Letters to the Editor 6/9/16
THE MAGIC OF CITY PLANNING
Paul O’Shea makes a convincing case for a city planner for the City of Springfield (“Springfield needs a city planner,” June 2). I attended the Citizens Club Breakfast May 27 – a forum on urban planning with O’Shea; Rob Kowalski, city planner in Champaign; and Norm Sims, director of the Springfield-Sangamon County Regional Planning Commission (SSCRPC).
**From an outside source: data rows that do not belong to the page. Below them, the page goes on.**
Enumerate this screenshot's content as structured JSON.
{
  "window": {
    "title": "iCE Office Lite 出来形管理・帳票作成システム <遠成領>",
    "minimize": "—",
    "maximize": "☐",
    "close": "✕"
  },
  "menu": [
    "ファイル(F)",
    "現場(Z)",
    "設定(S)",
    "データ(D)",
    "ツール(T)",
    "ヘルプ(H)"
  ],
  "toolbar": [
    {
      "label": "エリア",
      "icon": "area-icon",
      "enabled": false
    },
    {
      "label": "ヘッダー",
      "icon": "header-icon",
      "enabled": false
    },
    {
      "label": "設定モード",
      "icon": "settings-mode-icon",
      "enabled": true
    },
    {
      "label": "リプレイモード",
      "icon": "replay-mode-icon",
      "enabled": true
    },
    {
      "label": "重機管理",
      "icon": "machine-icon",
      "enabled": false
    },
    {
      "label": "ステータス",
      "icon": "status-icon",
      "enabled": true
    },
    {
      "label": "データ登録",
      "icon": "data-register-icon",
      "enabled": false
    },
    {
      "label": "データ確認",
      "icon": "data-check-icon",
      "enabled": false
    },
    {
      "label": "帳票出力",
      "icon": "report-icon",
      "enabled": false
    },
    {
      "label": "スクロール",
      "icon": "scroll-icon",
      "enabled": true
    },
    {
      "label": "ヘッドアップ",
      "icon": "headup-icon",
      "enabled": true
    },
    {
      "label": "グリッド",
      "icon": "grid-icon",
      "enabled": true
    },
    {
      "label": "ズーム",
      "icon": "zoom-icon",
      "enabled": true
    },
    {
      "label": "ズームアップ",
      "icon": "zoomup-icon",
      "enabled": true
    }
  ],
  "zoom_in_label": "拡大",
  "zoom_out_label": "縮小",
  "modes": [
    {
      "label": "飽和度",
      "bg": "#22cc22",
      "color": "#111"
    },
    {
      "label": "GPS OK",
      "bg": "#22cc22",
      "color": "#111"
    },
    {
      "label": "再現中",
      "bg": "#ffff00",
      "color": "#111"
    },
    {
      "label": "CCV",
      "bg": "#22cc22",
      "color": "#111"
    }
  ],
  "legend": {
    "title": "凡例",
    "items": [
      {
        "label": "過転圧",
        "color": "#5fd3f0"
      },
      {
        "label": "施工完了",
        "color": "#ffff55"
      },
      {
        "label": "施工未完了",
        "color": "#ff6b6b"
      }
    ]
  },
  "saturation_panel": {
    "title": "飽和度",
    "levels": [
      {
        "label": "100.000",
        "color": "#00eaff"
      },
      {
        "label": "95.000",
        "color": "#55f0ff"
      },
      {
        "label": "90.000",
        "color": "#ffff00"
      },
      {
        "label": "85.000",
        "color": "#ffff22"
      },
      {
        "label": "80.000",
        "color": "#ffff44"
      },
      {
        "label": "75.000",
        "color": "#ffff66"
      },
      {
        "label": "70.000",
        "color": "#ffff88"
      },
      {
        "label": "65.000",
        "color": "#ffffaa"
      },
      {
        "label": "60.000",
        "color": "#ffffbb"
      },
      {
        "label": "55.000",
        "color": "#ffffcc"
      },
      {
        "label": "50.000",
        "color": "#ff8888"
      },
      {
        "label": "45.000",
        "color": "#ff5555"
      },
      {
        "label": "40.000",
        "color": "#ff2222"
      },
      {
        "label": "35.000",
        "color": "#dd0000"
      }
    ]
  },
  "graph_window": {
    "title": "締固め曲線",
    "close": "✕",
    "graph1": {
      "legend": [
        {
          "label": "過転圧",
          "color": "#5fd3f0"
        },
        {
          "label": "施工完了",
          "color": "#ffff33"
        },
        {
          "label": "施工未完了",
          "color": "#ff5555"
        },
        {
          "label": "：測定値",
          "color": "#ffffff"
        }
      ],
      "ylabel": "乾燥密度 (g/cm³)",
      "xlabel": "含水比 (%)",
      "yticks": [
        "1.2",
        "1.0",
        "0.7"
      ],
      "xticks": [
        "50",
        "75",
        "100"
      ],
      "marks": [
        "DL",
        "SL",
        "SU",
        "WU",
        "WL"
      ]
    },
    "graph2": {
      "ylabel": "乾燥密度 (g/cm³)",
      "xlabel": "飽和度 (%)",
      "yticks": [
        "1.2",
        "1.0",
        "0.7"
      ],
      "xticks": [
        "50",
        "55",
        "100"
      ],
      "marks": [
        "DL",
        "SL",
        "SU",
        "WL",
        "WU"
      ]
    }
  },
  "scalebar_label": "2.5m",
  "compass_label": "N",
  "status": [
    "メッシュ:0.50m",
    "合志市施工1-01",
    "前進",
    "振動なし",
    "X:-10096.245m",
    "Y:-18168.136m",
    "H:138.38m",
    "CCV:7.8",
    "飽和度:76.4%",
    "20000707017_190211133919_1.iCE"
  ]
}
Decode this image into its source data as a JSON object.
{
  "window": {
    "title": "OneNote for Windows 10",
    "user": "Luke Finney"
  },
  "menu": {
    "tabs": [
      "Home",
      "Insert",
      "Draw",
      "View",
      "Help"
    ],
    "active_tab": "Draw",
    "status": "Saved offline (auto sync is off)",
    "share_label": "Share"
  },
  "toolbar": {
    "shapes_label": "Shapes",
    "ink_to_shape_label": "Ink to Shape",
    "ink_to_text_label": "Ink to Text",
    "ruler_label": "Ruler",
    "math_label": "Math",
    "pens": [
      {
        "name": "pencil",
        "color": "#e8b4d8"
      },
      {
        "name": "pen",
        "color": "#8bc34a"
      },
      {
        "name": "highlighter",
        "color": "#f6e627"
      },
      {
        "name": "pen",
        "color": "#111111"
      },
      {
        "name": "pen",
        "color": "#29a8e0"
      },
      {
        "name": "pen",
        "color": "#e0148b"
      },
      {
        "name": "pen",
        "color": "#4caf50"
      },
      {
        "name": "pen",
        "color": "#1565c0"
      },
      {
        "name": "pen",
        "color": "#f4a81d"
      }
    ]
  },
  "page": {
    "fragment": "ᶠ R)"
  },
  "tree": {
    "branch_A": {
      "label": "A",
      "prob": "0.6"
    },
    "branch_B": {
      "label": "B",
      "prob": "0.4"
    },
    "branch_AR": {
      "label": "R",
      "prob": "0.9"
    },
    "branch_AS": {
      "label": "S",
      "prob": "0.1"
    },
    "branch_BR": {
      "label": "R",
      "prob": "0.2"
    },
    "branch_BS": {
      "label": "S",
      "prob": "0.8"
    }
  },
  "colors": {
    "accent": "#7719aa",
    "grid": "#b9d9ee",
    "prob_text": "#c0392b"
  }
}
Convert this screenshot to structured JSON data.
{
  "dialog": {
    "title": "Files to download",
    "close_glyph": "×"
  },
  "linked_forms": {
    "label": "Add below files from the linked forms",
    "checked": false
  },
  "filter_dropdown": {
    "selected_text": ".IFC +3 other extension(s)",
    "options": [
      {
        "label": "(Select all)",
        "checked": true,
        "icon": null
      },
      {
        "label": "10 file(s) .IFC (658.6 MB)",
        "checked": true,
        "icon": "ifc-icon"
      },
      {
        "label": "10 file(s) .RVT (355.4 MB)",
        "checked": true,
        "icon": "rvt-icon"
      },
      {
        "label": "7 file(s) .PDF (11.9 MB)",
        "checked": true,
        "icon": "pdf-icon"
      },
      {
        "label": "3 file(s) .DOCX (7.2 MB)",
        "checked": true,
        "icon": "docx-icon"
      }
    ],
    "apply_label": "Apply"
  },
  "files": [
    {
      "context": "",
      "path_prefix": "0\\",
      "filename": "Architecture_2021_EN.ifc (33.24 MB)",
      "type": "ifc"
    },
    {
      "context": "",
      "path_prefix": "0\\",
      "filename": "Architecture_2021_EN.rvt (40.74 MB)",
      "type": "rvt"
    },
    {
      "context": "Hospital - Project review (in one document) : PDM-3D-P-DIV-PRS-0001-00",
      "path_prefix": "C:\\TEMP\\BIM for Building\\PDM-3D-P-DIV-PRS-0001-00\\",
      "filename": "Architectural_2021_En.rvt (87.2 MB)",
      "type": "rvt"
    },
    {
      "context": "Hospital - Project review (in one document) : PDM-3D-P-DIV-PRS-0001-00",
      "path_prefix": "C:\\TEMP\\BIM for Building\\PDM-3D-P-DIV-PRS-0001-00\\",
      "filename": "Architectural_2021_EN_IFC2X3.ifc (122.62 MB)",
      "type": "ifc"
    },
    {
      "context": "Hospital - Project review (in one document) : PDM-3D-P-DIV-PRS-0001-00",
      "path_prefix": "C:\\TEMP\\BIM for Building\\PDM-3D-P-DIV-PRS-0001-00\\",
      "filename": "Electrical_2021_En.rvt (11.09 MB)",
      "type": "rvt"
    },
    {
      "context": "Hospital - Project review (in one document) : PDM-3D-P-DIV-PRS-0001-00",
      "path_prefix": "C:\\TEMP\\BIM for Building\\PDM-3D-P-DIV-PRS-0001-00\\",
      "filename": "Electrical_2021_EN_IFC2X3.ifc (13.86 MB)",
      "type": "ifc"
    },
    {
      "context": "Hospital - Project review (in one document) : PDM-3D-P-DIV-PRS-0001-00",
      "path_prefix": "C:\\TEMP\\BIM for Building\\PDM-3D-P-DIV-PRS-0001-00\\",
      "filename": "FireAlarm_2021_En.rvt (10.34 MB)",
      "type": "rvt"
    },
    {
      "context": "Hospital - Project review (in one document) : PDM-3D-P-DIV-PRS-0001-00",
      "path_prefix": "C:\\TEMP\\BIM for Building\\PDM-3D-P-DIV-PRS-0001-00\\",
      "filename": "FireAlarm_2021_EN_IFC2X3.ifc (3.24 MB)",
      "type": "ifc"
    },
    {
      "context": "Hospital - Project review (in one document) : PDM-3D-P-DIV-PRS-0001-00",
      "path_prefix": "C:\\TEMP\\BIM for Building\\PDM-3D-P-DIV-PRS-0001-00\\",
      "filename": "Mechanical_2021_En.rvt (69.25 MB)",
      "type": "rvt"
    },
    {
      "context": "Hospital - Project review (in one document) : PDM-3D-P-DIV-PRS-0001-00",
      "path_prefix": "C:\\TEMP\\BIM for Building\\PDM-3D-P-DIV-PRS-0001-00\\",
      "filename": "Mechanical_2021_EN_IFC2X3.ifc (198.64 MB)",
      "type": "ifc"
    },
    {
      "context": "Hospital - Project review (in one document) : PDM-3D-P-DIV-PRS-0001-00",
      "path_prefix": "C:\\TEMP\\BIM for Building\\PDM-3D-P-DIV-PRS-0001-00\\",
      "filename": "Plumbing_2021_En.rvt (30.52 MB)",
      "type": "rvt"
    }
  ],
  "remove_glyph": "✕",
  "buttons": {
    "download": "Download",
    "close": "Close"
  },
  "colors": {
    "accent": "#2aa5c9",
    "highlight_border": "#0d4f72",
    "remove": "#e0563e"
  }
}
Kowalski said Champaign, which previously had a system similar to ours but now has nine city planners on staff, has benefitted greatly from its city planning process. Benefits include compact and contiguous city growth by making infill more lucrative than sprawl, the skills to successfully complete complex or controversial projects, advocating for urban development, selling a strong vision of redevelopment to private investors and developers, providing political cover for city leaders who can then make informed decisions, and providing certainty to developers with known requirements, costs and a single point of contact. These benefits have saved the city money, provided a higher quality of life for residents, resulted in 4.2 percent city population growth since 2009, and median income growth of 32.2 percent between 2009 and 2012.
Although the SSCRPC provides planning services to Springfield under contract, some of the benefits cited by Kowalski simply can’t be provided by outsourcing, such as accountability for implementation and dedicated resources focused on city needs. The problems we’ve had finding a suitable location for the Salvation Army are just the latest example.
Inner City Older Neighborhoods (ICON) believes investment in a city planner would pay for itself in decreased costs and increased growth for Springfield in both business and population.
We very much appreciate working with Norm Sims, who brings a wealth of knowledge and experience, both before and during his work with SSCRPC. It may not have been his intent, but some of Norm’s remarks at the forum support a city planner: the need for continuity from administration to administration, for example.
But we heard Norm’s admonition – a city planner wouldn’t be a “magic wand” we can wave to make Springfield a great city. It still takes six votes on the city council to enact real change. Our forward-thinking public works director is frequently called before the city council to provide advice and accountability. Imagine a city planner called before the city council to provide expert advice and ongoing accountability in implementing strategic city plans. Now that’s magic.
Chair, Springfield Inner City Older Neighborhoods Coalition
CLINTON POWER STATION
In the late ’70s, Illinois Power was sold on the idea of building a nuclear power plant to save a bundle of money.
The Clinton Power Station was supposed to cost less than $1 billion to build. Unfortunately, Three Mile Island happened, which made everyone look at the safety regulations for the nuclear power industry. The final cost to construct and commission the Clinton Power Station was almost $5 billion.
The CEO of Illinois Power admitted publicly that the decision to build the Clinton plant was a huge mistake, and was partially responsible for the demise of Illinois Power. Dynegy bought out Illinois Power, but then took bankruptcy. In the process of going bankrupt, Dynegy sold its power plants for pennies on the dollar. Exelon bought the Clinton Power Station for less than $200 million, a fraction of the original $4.6 billion cost.
We were told in the mid-1980s that our electric rates needed to go up for 10 years to help offset the cost of the plant; 30 years later, we’re still waiting for our rates to go back down. In addition, ADM and Tate & Lyle decided to build their own power plants because they didn’t go along with Illinois Power’s increased rates.
Exelon now says they can’t make any money with the plant, which they bought at a rummage sale price, and we should pick up the cost. They are asking our legislators to make us pay more for their plant. (If we don’t play by their rules, they’re going to take their ball and go home.)
What Exelon isn’t telling you is that it will probably cost more to de-commission the plant than to keep it running. Instead of income/expenses, they shift to expenses only.
Ask the people in Clinton and the surrounding area how much they lost when Dynegy dumped the power station. If Exelon can’t make money, they need to add their name to the list after Illinois Power and Dynegy.